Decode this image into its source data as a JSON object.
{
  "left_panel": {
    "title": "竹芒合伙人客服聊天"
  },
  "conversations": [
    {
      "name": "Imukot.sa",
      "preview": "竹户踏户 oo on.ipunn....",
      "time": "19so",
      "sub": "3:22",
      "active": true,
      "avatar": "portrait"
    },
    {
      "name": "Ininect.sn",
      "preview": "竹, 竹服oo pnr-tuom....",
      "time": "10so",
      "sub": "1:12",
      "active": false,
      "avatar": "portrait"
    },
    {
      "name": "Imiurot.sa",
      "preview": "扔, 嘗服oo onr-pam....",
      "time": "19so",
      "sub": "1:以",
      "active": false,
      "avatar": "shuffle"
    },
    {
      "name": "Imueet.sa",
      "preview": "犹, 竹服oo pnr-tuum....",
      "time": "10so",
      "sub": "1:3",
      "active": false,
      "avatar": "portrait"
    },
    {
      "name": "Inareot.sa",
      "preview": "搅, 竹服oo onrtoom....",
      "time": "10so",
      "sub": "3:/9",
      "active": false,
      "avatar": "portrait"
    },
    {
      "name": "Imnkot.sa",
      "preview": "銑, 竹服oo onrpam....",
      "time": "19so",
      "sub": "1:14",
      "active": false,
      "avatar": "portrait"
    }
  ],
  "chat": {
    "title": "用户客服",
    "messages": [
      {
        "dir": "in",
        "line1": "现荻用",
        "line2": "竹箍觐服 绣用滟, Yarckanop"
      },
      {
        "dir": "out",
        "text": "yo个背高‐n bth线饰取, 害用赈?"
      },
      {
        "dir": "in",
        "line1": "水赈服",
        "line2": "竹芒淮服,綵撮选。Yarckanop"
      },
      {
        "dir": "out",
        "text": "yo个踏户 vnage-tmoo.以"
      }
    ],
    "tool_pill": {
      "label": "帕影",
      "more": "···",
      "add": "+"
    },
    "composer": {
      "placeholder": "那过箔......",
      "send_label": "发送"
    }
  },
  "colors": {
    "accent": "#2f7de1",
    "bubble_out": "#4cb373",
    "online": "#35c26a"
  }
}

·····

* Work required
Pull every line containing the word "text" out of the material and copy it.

* Task solution
        "text": "yo个背高‐n bth线饰取, 害用赈?"
        "text": "yo个踏户 vnage-tmoo.以"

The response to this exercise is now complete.